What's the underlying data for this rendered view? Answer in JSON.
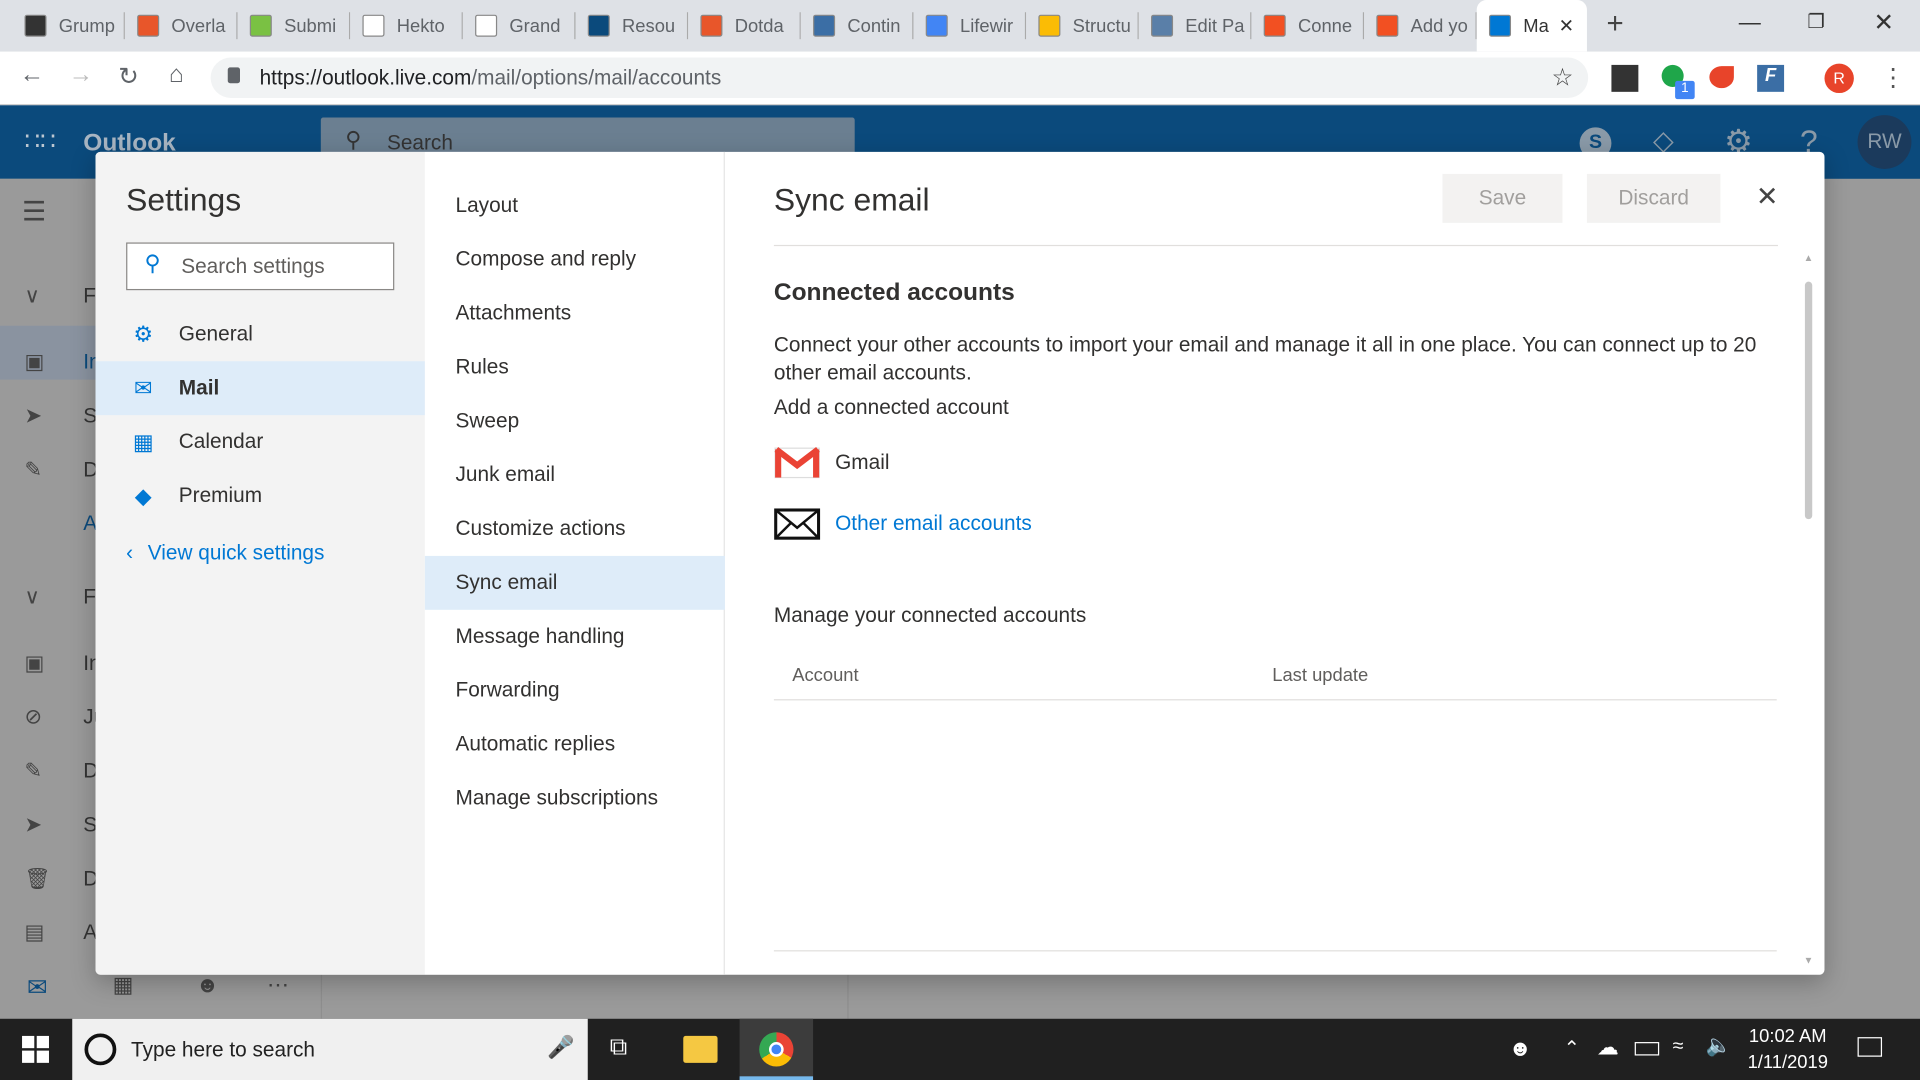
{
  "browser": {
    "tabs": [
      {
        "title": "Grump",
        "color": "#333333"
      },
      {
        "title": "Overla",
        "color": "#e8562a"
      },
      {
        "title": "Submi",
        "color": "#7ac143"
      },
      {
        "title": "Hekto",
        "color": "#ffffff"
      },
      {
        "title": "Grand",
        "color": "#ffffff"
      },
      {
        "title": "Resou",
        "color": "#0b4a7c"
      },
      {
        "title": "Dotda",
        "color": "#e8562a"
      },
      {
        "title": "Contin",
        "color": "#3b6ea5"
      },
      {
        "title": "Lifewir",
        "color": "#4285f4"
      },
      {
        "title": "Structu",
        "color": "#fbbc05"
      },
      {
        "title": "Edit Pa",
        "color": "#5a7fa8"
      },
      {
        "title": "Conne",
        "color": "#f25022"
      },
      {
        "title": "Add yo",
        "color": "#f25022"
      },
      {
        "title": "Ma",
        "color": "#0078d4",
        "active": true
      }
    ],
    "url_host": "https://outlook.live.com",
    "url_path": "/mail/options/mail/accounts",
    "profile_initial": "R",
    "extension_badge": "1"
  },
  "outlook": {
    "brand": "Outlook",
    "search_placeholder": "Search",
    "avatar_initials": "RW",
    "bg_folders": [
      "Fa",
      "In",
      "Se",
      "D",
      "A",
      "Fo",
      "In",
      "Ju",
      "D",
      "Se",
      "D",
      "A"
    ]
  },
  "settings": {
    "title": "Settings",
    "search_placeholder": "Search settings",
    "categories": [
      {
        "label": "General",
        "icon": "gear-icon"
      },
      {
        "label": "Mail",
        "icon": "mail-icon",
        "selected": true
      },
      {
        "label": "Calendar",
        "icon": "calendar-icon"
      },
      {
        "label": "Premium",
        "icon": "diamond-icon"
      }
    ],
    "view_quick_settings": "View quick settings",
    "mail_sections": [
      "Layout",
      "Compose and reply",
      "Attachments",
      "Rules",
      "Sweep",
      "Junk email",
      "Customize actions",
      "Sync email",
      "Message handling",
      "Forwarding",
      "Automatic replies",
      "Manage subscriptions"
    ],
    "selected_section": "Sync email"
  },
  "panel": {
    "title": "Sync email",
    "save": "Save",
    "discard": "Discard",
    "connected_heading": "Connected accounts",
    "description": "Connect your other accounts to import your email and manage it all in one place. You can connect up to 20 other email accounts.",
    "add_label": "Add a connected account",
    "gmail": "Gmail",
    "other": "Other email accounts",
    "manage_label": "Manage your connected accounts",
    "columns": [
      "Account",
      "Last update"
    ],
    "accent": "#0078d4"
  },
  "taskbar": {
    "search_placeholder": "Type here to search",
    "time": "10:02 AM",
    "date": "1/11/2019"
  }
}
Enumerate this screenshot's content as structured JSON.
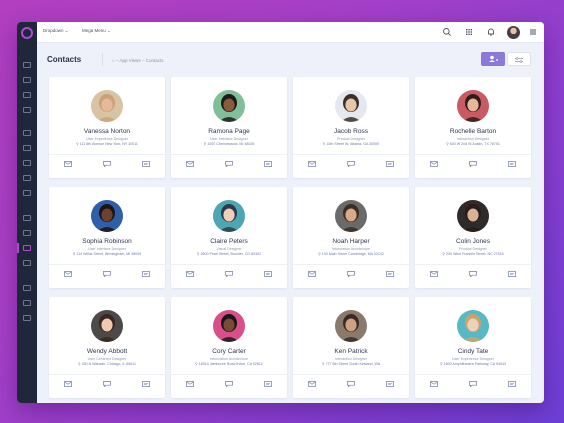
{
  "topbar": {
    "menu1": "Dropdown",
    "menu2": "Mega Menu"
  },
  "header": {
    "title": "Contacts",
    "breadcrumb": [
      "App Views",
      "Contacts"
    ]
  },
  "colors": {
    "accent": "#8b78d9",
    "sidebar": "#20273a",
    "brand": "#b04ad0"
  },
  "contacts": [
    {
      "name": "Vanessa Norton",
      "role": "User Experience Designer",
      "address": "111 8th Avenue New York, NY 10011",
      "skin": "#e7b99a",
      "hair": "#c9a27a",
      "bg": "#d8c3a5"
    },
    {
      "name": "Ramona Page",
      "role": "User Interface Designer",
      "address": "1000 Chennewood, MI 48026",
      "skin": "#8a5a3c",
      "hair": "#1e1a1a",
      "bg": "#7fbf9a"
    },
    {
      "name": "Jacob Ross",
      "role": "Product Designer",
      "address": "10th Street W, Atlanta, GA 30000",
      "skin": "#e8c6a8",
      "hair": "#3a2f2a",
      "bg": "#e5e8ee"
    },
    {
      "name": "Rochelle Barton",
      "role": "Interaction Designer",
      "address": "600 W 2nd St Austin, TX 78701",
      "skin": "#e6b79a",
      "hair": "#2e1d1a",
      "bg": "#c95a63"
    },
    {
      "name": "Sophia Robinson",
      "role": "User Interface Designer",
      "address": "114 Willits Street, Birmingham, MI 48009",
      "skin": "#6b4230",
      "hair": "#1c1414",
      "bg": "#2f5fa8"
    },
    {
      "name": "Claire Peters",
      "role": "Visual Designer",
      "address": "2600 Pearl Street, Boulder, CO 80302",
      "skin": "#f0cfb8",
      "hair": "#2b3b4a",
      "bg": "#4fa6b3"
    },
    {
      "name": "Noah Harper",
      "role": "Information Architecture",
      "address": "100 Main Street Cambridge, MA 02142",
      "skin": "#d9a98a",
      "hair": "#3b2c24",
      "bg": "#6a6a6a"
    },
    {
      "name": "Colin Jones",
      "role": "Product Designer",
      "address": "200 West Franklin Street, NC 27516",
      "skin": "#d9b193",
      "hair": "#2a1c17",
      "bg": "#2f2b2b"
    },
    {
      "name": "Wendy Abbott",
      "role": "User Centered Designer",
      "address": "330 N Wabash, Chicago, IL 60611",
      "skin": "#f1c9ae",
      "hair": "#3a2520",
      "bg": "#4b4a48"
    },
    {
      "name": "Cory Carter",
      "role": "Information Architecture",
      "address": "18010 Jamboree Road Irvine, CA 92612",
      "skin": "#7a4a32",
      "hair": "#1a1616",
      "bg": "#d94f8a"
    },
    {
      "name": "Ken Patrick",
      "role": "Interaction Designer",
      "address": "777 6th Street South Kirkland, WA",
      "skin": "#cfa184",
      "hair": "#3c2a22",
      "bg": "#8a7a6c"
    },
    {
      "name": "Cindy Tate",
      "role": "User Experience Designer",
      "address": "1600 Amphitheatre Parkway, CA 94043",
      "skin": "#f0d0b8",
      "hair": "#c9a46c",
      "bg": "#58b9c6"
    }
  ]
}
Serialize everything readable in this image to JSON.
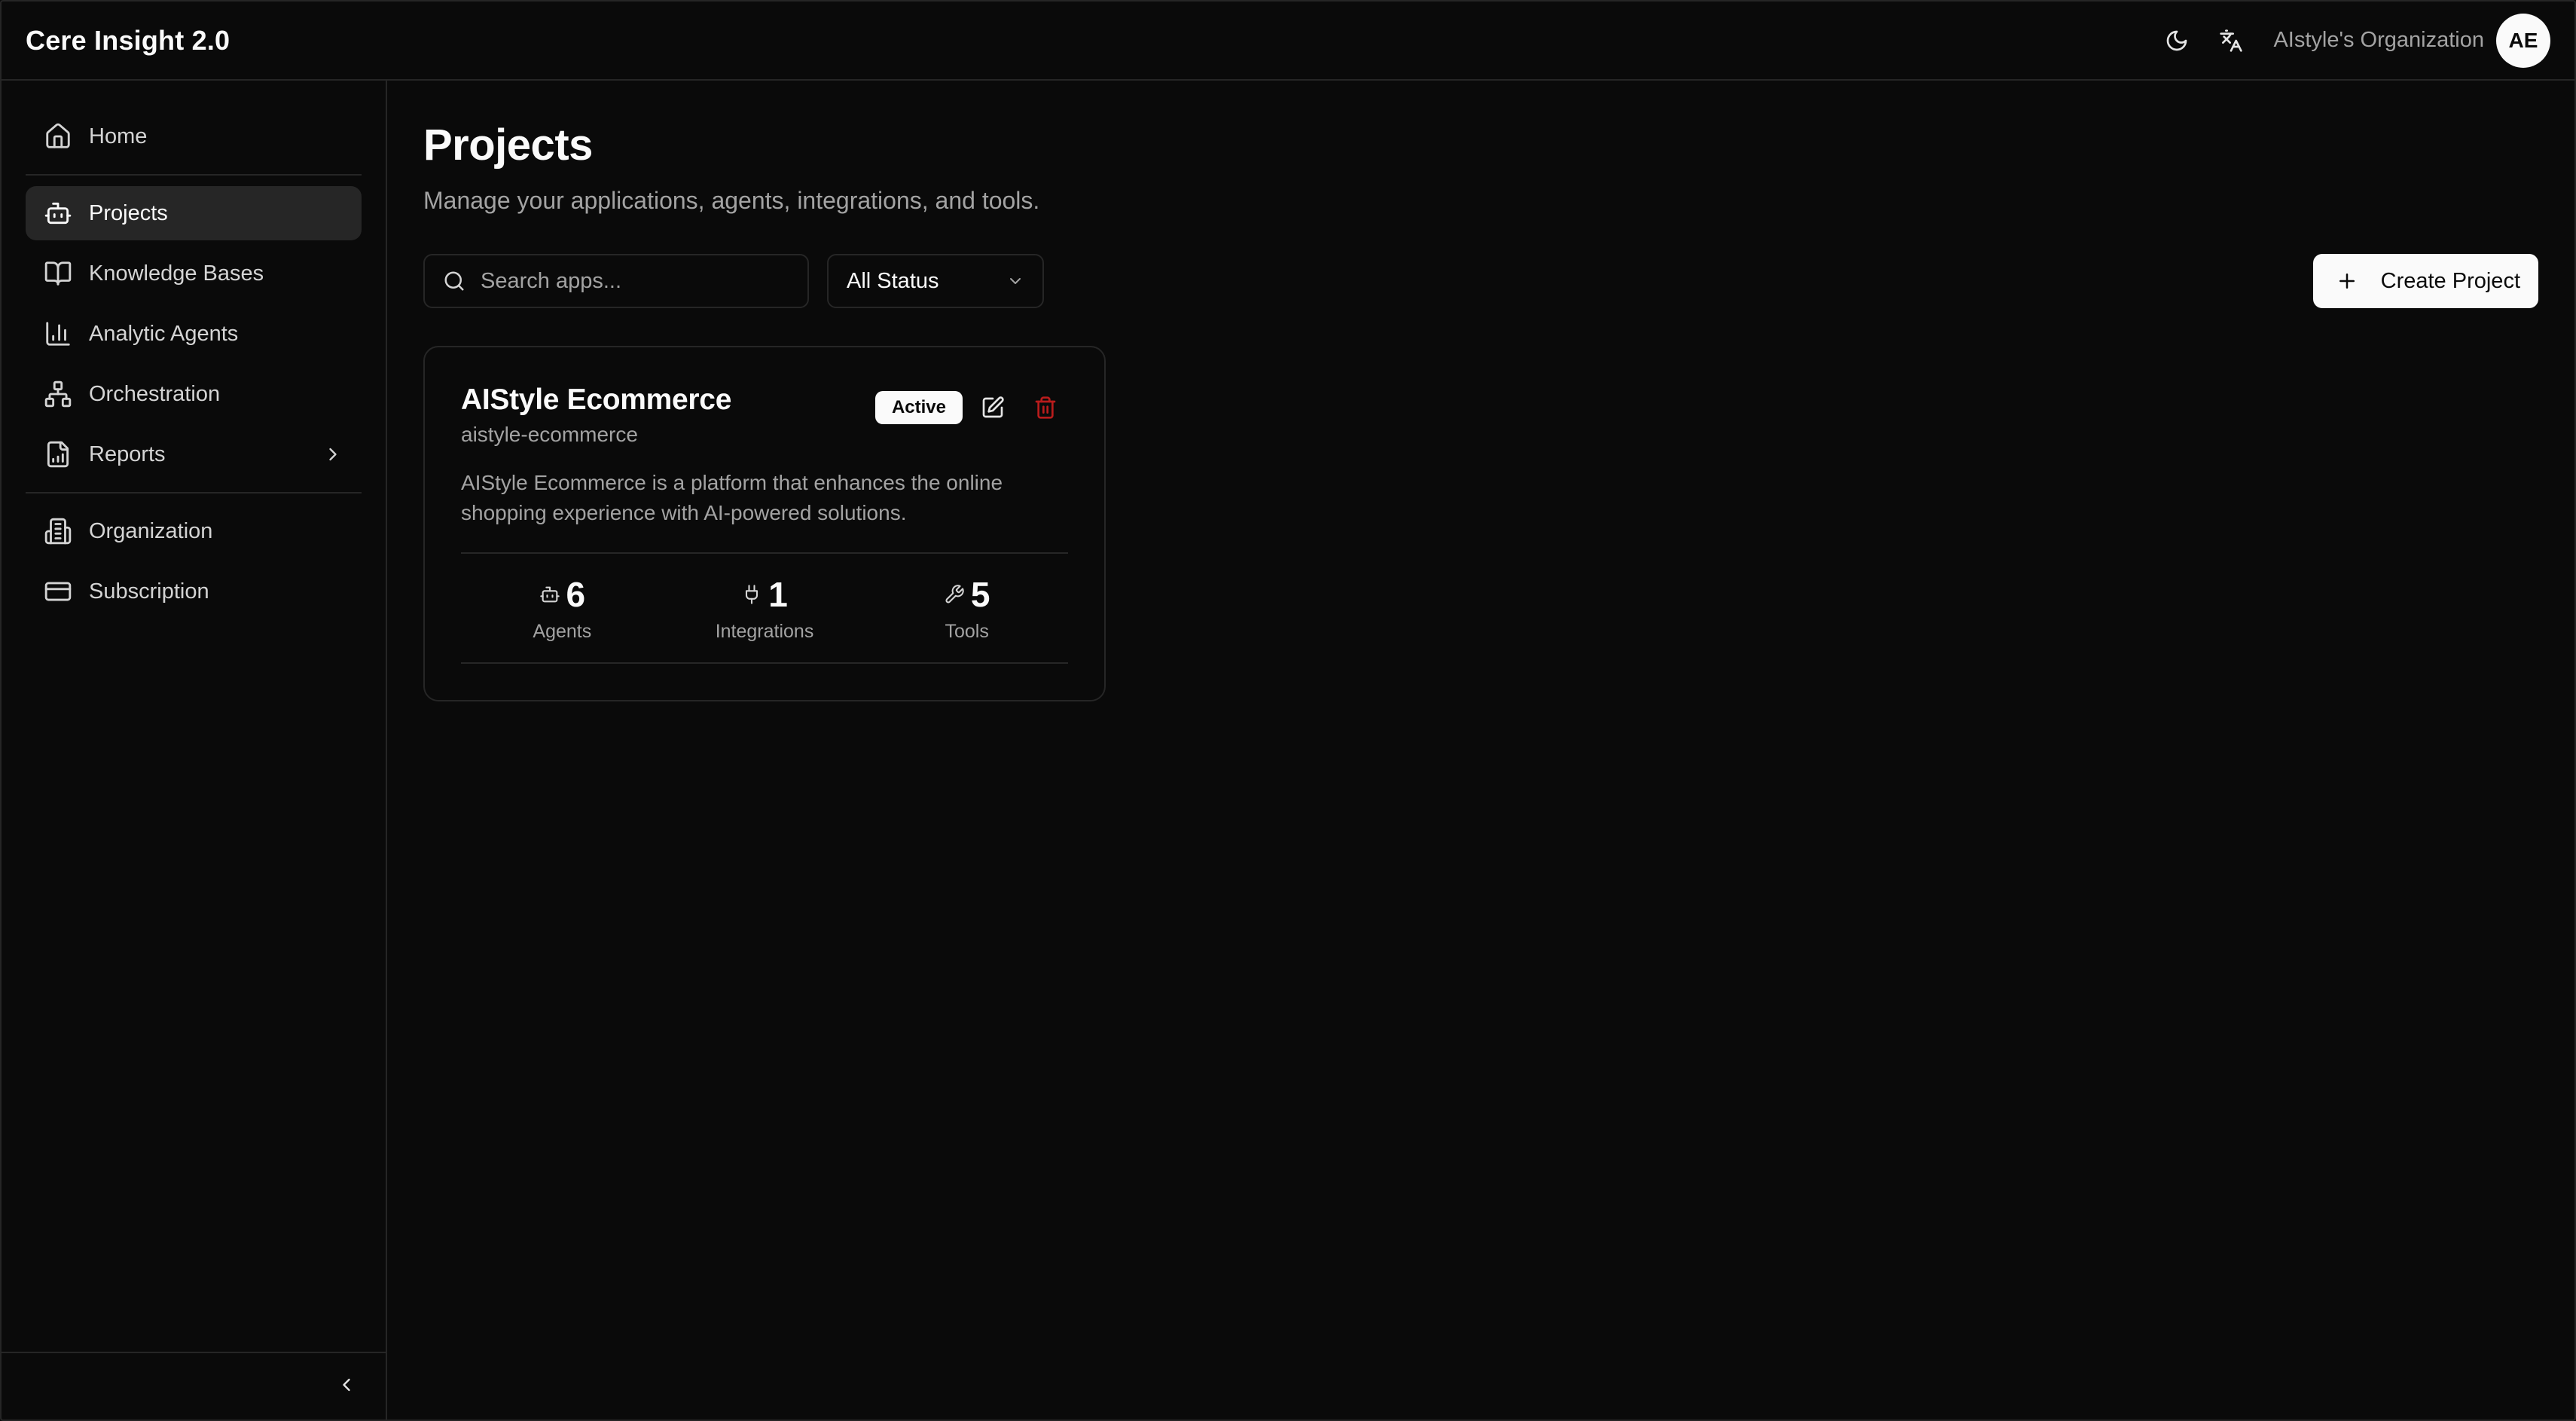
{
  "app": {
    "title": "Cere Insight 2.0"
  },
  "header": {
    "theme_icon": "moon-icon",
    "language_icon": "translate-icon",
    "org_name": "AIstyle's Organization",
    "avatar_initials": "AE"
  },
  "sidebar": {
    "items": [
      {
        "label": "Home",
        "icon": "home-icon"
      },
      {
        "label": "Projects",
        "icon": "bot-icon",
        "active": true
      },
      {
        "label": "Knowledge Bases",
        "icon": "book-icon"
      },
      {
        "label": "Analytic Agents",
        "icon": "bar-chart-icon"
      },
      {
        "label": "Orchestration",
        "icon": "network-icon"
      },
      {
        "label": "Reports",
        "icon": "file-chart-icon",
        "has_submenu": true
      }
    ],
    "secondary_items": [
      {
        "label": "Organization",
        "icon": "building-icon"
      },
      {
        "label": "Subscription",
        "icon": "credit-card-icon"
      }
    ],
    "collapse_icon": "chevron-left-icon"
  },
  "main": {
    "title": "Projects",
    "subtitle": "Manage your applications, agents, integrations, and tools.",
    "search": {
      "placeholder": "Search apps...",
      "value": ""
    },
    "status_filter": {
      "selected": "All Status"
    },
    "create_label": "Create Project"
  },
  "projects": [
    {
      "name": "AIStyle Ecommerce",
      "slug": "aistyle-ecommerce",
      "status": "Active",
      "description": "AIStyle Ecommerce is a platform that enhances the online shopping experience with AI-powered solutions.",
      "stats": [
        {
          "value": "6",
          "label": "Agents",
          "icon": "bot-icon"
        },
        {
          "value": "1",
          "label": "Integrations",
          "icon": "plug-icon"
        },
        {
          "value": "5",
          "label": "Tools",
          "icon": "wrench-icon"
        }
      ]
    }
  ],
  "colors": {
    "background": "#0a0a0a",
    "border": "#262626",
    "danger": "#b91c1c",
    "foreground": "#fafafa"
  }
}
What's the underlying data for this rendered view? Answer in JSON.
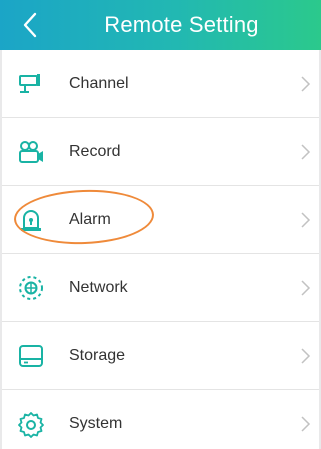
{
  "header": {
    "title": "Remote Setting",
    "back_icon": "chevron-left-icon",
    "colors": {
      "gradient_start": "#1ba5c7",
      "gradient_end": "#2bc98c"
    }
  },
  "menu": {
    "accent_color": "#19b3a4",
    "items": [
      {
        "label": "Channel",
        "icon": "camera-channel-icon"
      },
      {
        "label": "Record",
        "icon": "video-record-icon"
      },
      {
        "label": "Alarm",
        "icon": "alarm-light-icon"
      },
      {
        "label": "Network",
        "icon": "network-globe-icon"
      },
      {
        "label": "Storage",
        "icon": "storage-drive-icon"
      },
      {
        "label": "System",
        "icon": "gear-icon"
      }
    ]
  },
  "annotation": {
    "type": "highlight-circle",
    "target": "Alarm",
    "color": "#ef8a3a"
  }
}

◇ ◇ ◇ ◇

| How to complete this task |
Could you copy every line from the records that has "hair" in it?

| Exercise result |
      "hair": "#c9a27a",
      "hair": "#1e1a1a",
      "hair": "#3a2f2a",
      "hair": "#2e1d1a",
      "hair": "#1c1414",
      "hair": "#2b3b4a",
      "hair": "#3b2c24",
      "hair": "#2a1c17",
      "hair": "#3a2520",
      "hair": "#1a1616",
      "hair": "#3c2a22",
      "hair": "#c9a46c",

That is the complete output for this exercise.